- Presents a critical examination of the implications of Ernest Boyer's vision for the scholarship of engagement, including the relationships between campuses and communities, the academic curriculum, and even the role of faculty
- Identifies six key dimensions that sustain existing service enclaves and should be components of institutionalized expansion
Robert G. Bringle, Ph.D. is a Professor of Psychology at University College, Indiana University - Purdue University Indianapolis.
Reverend Edward A. Malloy, CSC is in his third five-year term as President of theUniversity of Notre Dame in addition to being a full professor in the Department of Theology.
Richard Games is currently the Executive Director of Indiana Campus Compact (ICC), a consortium of twenty-eight college campuses across Indiana.
|Product dimensions:||6.28(w) x 9.31(h) x 0.85(d)|
Table of Contents
|1||Colleges and Universities as Citizens: Issues and Perspectives||1|
|2||Ernest L. Boyer: Colleges and Universities as Citizens||17|
|3||Promoting Leadership, Service, and Democracy: What Higher Education Can Do||31|
|4||From Murky to Meaningful: The Role of Mission in Institutional Change||48|
|5||Strategies for Building the Infrastructure That Supports the Engaged Campus||74|
|6||Pedagogy and Engagement||96|
|7||Organizational Structures for Community Engagement||121|
|8||Habits of Living: Engaging the Campus as Citizen One Scholar at a Time||141|

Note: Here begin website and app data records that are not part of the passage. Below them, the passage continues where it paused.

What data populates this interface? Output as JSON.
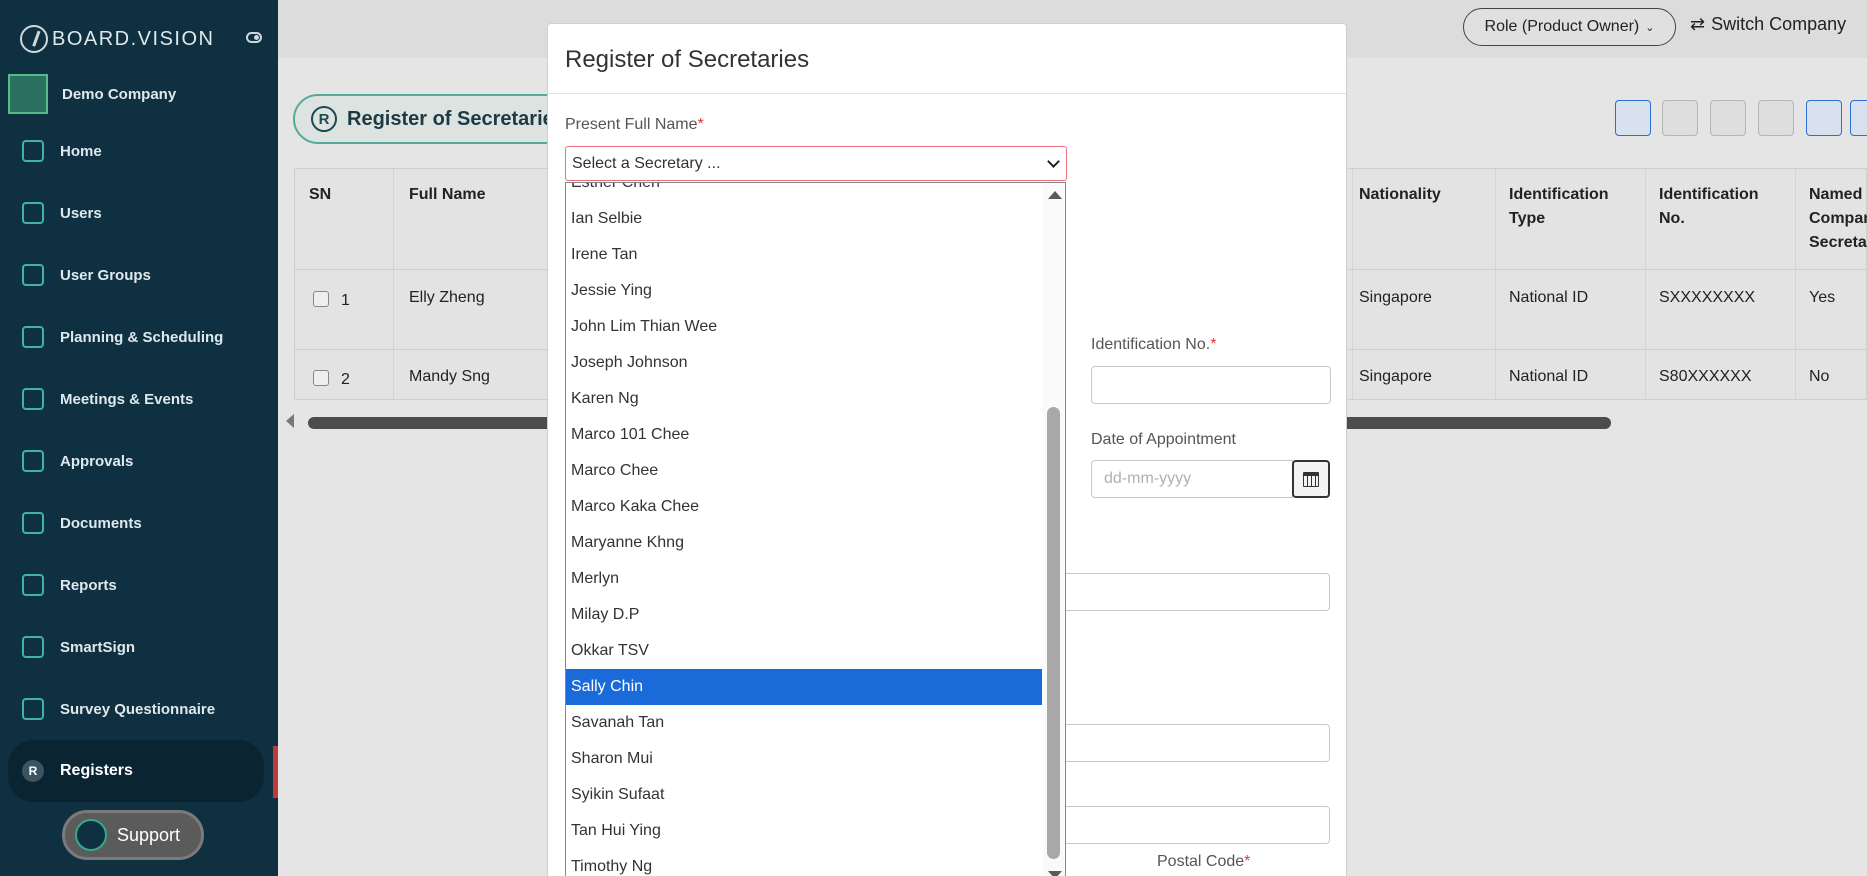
{
  "brand": {
    "name": "BOARD.VISION"
  },
  "company": {
    "name": "Demo Company"
  },
  "sidebar": {
    "items": [
      {
        "label": "Home"
      },
      {
        "label": "Users"
      },
      {
        "label": "User Groups"
      },
      {
        "label": "Planning & Scheduling"
      },
      {
        "label": "Meetings & Events"
      },
      {
        "label": "Approvals"
      },
      {
        "label": "Documents"
      },
      {
        "label": "Reports"
      },
      {
        "label": "SmartSign"
      },
      {
        "label": "Survey Questionnaire"
      },
      {
        "label": "Registers",
        "icon_letter": "R"
      }
    ],
    "support_label": "Support"
  },
  "topbar": {
    "role_label": "Role (Product Owner)",
    "switch_company_label": "Switch Company"
  },
  "page": {
    "title": "Register of Secretarie",
    "title_icon_letter": "R"
  },
  "table": {
    "headers": {
      "sn": "SN",
      "full_name": "Full Name",
      "nationality": "Nationality",
      "id_type_1": "Identification",
      "id_type_2": "Type",
      "id_no_1": "Identification",
      "id_no_2": "No.",
      "named_1": "Named",
      "named_2": "Compan",
      "named_3": "Secreta"
    },
    "rows": [
      {
        "sn": "1",
        "name": "Elly Zheng",
        "nationality": "Singapore",
        "id_type": "National ID",
        "id_no": "SXXXXXXXX",
        "named": "Yes"
      },
      {
        "sn": "2",
        "name": "Mandy Sng",
        "nationality": "Singapore",
        "id_type": "National ID",
        "id_no": "S80XXXXXX",
        "named": "No"
      }
    ]
  },
  "modal": {
    "title": "Register of Secretaries",
    "present_full_name_label": "Present Full Name",
    "required_mark": "*",
    "select_placeholder": "Select a Secretary ...",
    "identification_no_label": "Identification No.",
    "date_of_appointment_label": "Date of Appointment",
    "date_placeholder": "dd-mm-yyyy",
    "postal_code_label": "Postal Code"
  },
  "dropdown": {
    "selected": "Sally Chin",
    "options": [
      "Esther Chen",
      "Ian Selbie",
      "Irene Tan",
      "Jessie Ying",
      "John Lim Thian Wee",
      "Joseph Johnson",
      "Karen Ng",
      "Marco 101 Chee",
      "Marco Chee",
      "Marco Kaka Chee",
      "Maryanne Khng",
      "Merlyn",
      "Milay D.P",
      "Okkar TSV",
      "Sally Chin",
      "Savanah Tan",
      "Sharon Mui",
      "Syikin Sufaat",
      "Tan Hui Ying",
      "Timothy Ng"
    ]
  },
  "colors": {
    "sidebar_bg": "#0e3040",
    "accent_teal": "#3fb3a5",
    "selected_blue": "#1a6ad9",
    "required_red": "#e03a3e"
  }
}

|9||Effective Assessment: A Signal of Quality Citizenship||173|
|10||Colleges and Universities as Citizens: Reflections||193|